At the same time these firms are fostering what British academic David Lyon has called a “surveillance society” both here and abroad. Companies like Facebook and Google thrive by mining personal data, and their only way to grow, as Wired recently suggested, was, creepily, to “know you better.”
The techie vision of the future is one in which the middle class all but disappears, with those not sufficiently merged with machine intelligence relegated to rent-paying serfs living on “income maintenance.” Theirs is a world in where long-standing local affinities are supplanted by Facebook’s concept of digitally-created “meaningful communities.”
The progressive rebellion
Back during the Obama years, the tech oligarchy was widely admired throughout the progressive circles. Companies like Google gained massive access to the administration’s inner circles, with many top aides eventually entering a “revolving door” for jobs with firms like Google, Facebook, Uber, Lyft and Airbnb.
Although the vast majority of all political contributions from these firms, not surprisingly, go to the Democrats, many progressives — at least not those on their payroll — are expressing alarm about the oligarchs’ move to gain control of whole industries, such as education, finance, groceries, space, print media and entertainment. Left-leaning luminaries like Franklin Foer, former editor of the New Republic, rant against technology firms as a threat to basic liberties and coarsening culture.
Progressives are increasingly calling for ever growing tech monolith to be “broken up,” calling for new regulation to limit their size and scope. Many have embraced European proposals to restrain tech monopolies which now resemble “predatory capitalism” at its worse.
The right also rises
Traditionally, conservatives celebrated entrepreneurial success and opposed governmental intervention in the economy. Yet increasingly even libertarians, like Instapundit’s Glen Reynolds, have suggested that some form of anti-trust action may be necessary to curb oligarchic power. The National Review even recently suggested that these firms be treated as utilities, that is, regulated by government.
Conservatives are also concerned about pervasive political bias in the industry. The Bay Area, the heartland of the industry, has evolved as Facebook co-founder Peter Thiel notes, into a “one party state.” Ideological homogeneity discourages debate and dissent, both inside their companies.
More importantly, conservatives seek to curb their ability — increasingly evident as traditional media declines — to control content on the internet.

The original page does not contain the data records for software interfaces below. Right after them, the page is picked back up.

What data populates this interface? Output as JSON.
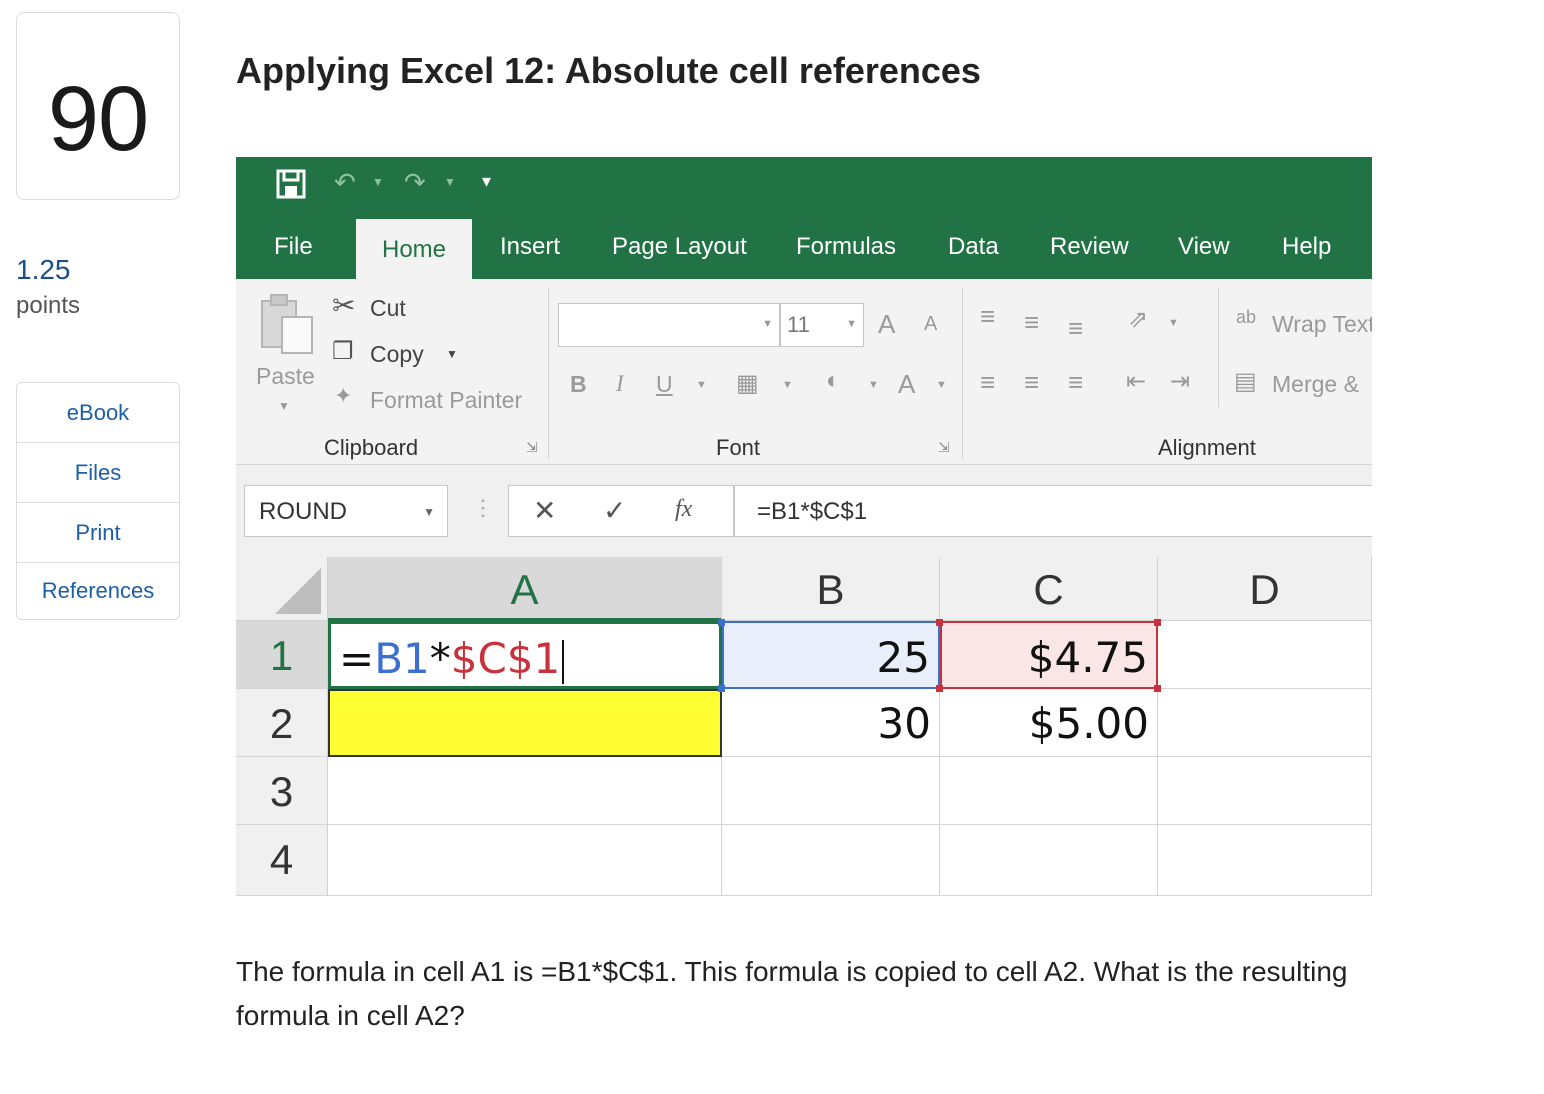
{
  "sidebar": {
    "question_number": "90",
    "points_value": "1.25",
    "points_label": "points",
    "links": [
      "eBook",
      "Files",
      "Print",
      "References"
    ]
  },
  "title": "Applying Excel 12: Absolute cell references",
  "excel": {
    "tabs": [
      "File",
      "Home",
      "Insert",
      "Page Layout",
      "Formulas",
      "Data",
      "Review",
      "View",
      "Help"
    ],
    "active_tab": "Home",
    "clipboard": {
      "paste": "Paste",
      "cut": "Cut",
      "copy": "Copy",
      "format_painter": "Format Painter",
      "group_label": "Clipboard"
    },
    "font": {
      "size": "11",
      "bold": "B",
      "italic": "I",
      "underline": "U",
      "font_color": "A",
      "grow": "A",
      "shrink": "A",
      "group_label": "Font"
    },
    "alignment": {
      "wrap_text": "Wrap Text",
      "merge": "Merge &",
      "group_label": "Alignment"
    },
    "name_box": "ROUND",
    "formula_bar": "=B1*$C$1",
    "fx": "fx",
    "columns": [
      "A",
      "B",
      "C",
      "D"
    ],
    "rows": [
      "1",
      "2",
      "3",
      "4"
    ],
    "cells": {
      "A1": {
        "part1": "=",
        "part2": "B1",
        "part3": "*",
        "part4": "$C$1"
      },
      "B1": "25",
      "C1": "$4.75",
      "B2": "30",
      "C2": "$5.00"
    },
    "colors": {
      "excel_green": "#217346",
      "ref_blue": "#3b6fd1",
      "ref_red": "#c8323c",
      "highlight_yellow": "#ffff33"
    }
  },
  "question_text": "The formula in cell A1 is =B1*$C$1.  This formula is copied to cell A2.  What is the resulting formula in cell A2?"
}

As the techies expand their domain, America’s media, entertainment and cultural industries would seem destined to become ever less heterogenous in politics and cultural world-view.
A clear and present danger

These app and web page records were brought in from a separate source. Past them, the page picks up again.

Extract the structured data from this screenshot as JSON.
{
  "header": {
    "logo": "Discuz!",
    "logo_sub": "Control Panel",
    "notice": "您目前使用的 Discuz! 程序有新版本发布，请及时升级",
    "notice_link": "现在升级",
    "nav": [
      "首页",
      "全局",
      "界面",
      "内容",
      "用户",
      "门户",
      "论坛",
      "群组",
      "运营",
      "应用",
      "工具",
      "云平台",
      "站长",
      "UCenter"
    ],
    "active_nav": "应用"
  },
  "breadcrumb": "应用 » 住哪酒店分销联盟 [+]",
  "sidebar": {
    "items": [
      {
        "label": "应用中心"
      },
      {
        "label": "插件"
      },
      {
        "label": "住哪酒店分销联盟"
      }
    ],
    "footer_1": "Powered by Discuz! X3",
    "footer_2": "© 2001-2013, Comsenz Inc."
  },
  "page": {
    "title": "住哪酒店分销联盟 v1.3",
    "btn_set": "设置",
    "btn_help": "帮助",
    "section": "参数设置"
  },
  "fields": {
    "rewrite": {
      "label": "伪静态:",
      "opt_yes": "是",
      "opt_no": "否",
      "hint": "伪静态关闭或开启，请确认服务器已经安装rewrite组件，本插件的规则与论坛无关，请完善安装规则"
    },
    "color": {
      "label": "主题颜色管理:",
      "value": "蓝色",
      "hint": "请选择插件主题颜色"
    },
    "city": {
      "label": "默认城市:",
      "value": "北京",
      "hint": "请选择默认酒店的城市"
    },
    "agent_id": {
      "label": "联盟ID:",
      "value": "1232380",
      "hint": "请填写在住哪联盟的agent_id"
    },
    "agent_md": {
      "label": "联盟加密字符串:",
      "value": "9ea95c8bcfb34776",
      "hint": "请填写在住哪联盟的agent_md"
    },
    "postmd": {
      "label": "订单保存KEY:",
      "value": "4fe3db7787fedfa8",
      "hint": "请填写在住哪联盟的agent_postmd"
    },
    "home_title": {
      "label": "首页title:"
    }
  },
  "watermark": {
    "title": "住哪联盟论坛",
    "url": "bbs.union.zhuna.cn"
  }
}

Whether one sits on the progressive left or the political right, this growing hegemony presents a clear and present danger. It is increasingly clear that the oligarchs have forgotten that Americans are more than a collection of data-bases to be exploited. People, whatever their ideology, generally want to maintain a modicum of privacy, and choose their way of life.
The perfect world of the oligarchs can be seen in the Bay Area, where, despite the massive explosion in employment, even tech workers, due to high costs, do worse than their counterparts elsewhere. Meanwhile San Francisco, among the most unequal places in the country, has evolved into a walking advertisement for a post-modern dystopia, an ultra-expensive city filled with homeless people and streets filled with excrement and needles. It is also increasingly exporting people elsewhere, including many people making high salaries.
Of course, technology is critical to a brighter future, but need not be the province of a handful of companies or concentrated in one or two regions. The great progress in the 1980s and 1990s took place in a highly competitive, and dispersed, environment not one dominated by firms that control 80 or 90 percent of key markets. Not surprisingly, the rise of the oligarchs coincides with a general decline in business startups, including in tech.
We have traveled far from the heroic era of spunky start-ups nurtured in suburban garages. But a future of ever greater robotic dependence — a kind of high-tech feudalism — is not inevitable. Setting aside their many differences, conservatives and progressives need to agree on strategies to limit the oligarch’s stranglehold on our future.